Jeff Squyres wrote:
> On Aug 24, 2009, at 1:03 PM, Eugene Loh wrote:
>> E.g., let's say P0 and P1 each send a message to P2, both using the
>> same tag and communicator. Let's say P2 does two receives on that
>> communicator and tag, using a wildcard source. So, the messages
>> could be received in either order. One could introduce barriers to
>> order the messages. E.g.,
> Is this behavior *guaranteed* by MPI? I'm not actually sure that it
> is; barrier does not provide any guarantees about point-to-point
> message passing progress.
> For example, how about a machine with these assumptions:
> - P0 is "far away" from P2 on the point-to-point network
> - P1 is "close by" to P2 on the point-to-point network
> - Barriers go across a separate/fast network (think: bluegene)
> - P0's send message is short/eager
> In this case, the Send from P0 complete "immediately" and enter the
> barrier before it is delivered to P2. The P0 send could then take a
> "long time" to get to P2 --
Okay, so let's say P0 completes its send and enters the barrier.
Also, P1 enters the barrier. But it will not issue a send until it
leaves the barrier, which requires that the last process has entered the
Meanwhile, the last process, P2, is waiting on a receive before it
enters the barrier.
So, here's the situation. P2 is waiting to receive a message, a message
has been sent to P2, and no other message will be sent to P2 until some
message has been received.
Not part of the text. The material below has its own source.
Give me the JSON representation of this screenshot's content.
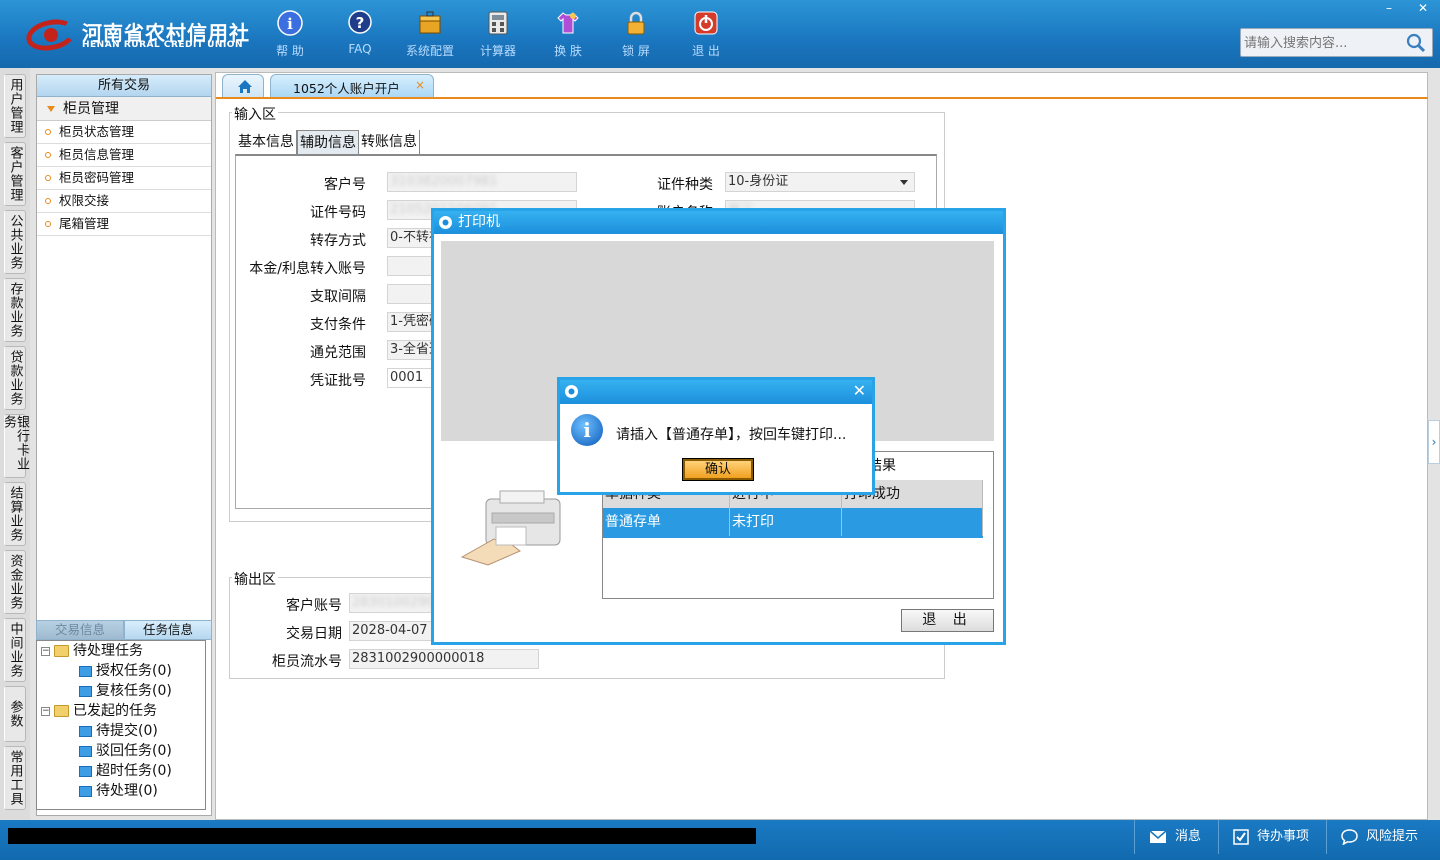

So, there are only two options:
1) The first receive on P2 receives the message from P0. Or,
2) This perfectly legal MPI program deadlocks.
> potentially long enough for the barrier to overtake it
No. The first Recv on P2 has to complete before P2 can enter the
barrier, which is a prerequisite for the barrier to complete on any process.
> and for the Send from P1 to be delivered to P2 before the Send from
> P0 arrives at P2.
> Couldn't that happen?
No. The send on P1 cannot be issued before the barrier completes on P1,
which cannot happen before the barrier is entered on P2, which cannot
happen before the first Recv on P2 is completed, which cannot happen
until some message is received on P2. And, the only message that can be
received on P2 is the one issued by P0.
> Granted, I would expect that your example would perform in most real-
> world situations as you describe (P0 is delivered to P2, then P1 is
> delivered to P2). But I don't think the standard guarantees it.